I have never migrated. Not in the traditional sense anyway. My feet have more or less stayed on the same ground. I do, however, come from those who have migrated. From my grandfather who left India to find new life in England. From my mother who left that life in England to come to Canada to meet my father who had migrated from India to see what the other side of the world could offer. These movements inevitably shaped the person I would become. The person I would migrate into.
In Arielle Spence’s interview with Ann Y.K. Choi, we get to explore the complicated relationship of gender roles, family dynamics, and racism that forms the character Mary in Choi’s acclaimed novel Kay’s Lucky Coin Variety, and the ways in which migration forms our movements as individuals.

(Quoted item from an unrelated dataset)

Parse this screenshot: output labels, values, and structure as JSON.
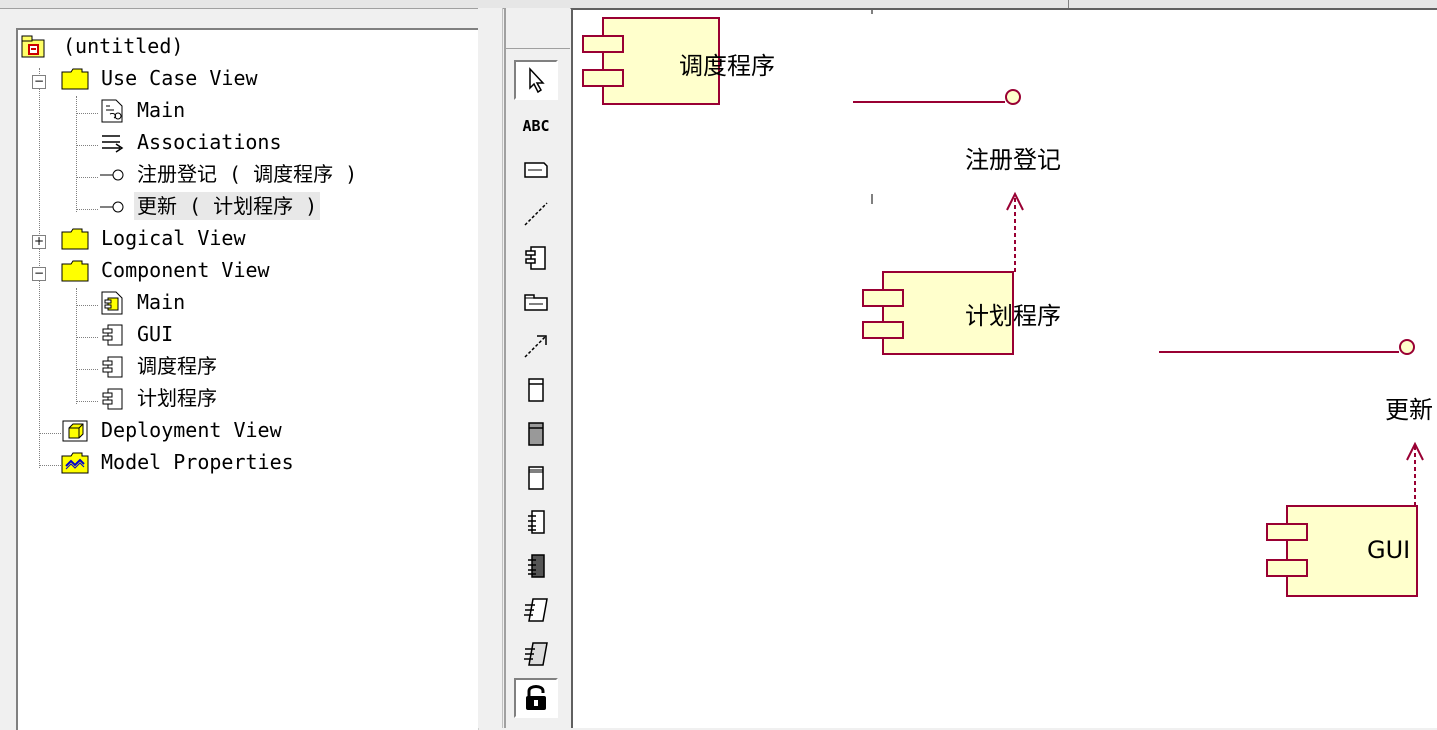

Migration is much more than people moving from place to place. It can be the movement of our society into a world where population decay and longer life spans change the way society behaves (page 68). It can be the migration from youth to an older age (page 22) and the need to move, as we all have come to see in recent history, in order to survive (page 28).
Thus, we all experience migration differently and I wanted to be sure to represent as many instances as possible of the complexity that is migration. So, it is with this thought process that this issue was created. I hope you enjoy it.